Football players at Northwestern University addressed the media for the first time since a hazing investigation rocked the program, leading to the firing of Pat Fitzgerald and a slew of lawsuits filed against the school.

“They understand that these aren’t calm waters. They are turbulent,” interim head coach David Braun said. “In some regards they are facing the storm.”

That theme of overcoming adversity has been one sounded often by the Wildcats since Fitzgerald’s dismissal, including during Braun’s remarks at Big Ten Media Days in Indianapolis last month.

Several players, including linebacker Bryce Gallagher and wide receiver Bryce Kirtz, were supposed to address media in Indianapolis, but opted out of the availability. They both spoke to media on Wednesday in Evanston.

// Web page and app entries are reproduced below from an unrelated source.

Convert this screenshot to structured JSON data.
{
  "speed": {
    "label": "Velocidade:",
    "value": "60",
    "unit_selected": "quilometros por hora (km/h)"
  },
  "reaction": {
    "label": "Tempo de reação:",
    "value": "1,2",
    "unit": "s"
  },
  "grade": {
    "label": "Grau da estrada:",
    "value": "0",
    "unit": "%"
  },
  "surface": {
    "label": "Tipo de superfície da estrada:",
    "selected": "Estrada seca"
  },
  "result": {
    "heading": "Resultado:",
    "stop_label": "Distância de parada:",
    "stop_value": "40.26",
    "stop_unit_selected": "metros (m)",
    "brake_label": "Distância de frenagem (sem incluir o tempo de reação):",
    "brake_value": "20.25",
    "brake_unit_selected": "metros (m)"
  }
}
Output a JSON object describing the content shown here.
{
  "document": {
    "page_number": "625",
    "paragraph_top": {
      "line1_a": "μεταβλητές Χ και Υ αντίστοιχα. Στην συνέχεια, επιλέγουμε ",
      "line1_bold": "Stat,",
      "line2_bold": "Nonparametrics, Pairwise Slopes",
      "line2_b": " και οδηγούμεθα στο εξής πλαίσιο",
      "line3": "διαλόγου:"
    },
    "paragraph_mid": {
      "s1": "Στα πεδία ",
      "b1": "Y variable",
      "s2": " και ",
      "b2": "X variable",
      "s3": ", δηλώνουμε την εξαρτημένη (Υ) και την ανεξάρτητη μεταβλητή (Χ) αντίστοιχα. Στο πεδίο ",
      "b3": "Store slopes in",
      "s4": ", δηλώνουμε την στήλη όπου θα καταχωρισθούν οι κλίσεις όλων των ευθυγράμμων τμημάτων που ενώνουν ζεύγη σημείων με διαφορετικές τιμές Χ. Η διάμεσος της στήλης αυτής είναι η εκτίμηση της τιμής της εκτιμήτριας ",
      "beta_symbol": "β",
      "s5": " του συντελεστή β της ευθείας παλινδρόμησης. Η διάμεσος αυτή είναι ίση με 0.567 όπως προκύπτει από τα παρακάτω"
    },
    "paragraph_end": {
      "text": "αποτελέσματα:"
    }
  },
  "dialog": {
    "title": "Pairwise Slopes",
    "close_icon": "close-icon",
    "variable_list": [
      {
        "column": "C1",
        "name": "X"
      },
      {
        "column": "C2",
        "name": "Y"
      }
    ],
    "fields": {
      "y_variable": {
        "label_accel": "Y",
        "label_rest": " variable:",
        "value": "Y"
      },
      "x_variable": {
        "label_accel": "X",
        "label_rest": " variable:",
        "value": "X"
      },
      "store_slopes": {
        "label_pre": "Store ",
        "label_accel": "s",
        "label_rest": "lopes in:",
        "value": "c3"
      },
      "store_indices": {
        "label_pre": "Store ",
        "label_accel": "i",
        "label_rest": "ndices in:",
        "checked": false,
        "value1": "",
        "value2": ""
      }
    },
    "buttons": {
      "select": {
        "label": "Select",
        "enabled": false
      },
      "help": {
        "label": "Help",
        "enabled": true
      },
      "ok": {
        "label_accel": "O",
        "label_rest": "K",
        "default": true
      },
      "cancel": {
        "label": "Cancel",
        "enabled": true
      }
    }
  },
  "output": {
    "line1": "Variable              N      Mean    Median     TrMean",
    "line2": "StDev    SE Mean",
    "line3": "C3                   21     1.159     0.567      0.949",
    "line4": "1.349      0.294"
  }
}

“We have really just stuck together through all of this,” Gallagher said. “Checking in with each other to make sure everyone is doing okay through this difficult time, especially the younger guys who just got here. Just looking out for them.”

While most players did not comment directly on the allegations against Fitzgerald and the program, there were still some shows of support for the former coach, with some staffers and coaches wearing t-shirts that said “Cats Against the World,” along with Fitzgerald’s No. 51 jersey number.

That decision sparked immediate criticism, and Vice President of Athletics and Recreation Derrick Gragg issued a statement on the matter.  

“I am extremely disappointed that a few members of our football program decided to wear ‘Cats Against the World’ t-shirts,” Gragg said. “Neither I, nor the university, were aware that they owned or would wear those shirts today. The shirts are inappropriate, offensive and tone deaf. Let me be crystal clear: hazing has no place at Northwestern, and we are committed to do whatever is necessary to address hazing-related issues, including thoroughly investigating any incidents or allegations of hazing or any other misconduct.”

Braun called the matter one of free speech.

“It certainly isn’t my business to censor anyone’s free speech,” he said.

Braun also spoke about his ongoing relationship with Fitzgerald, whose son Jack is still on the Wildcats’ roster.

“Coach Fitz and his family brought me in under their roof for two months,” he said. “The relationship with Pat is much deeper than just as someone I worked for six months.”

Northwestern is currently facing numerous lawsuits from former players that alleged intense hazing rituals during their time with the program. Several have directly named Fitzgerald and former Northwestern AD Mark Murphy, now the CEO of the Green Bay Packers.

With all of the turmoil, which has included several high-profile recruits decommitting from the programs, players are insisting that they will focus on football in the weeks ahead.

“Our main focus is to win games and stick together,” defensive back Rod Heard said. “That’s a big aspect of what we’ve been trying to do as a team.”

Northwestern will kick off their 2023 season on Sept. 3 with a Sunday game against Rutgers. Their home schedule will get underway on Sept. 9 against UTEP in Evanston.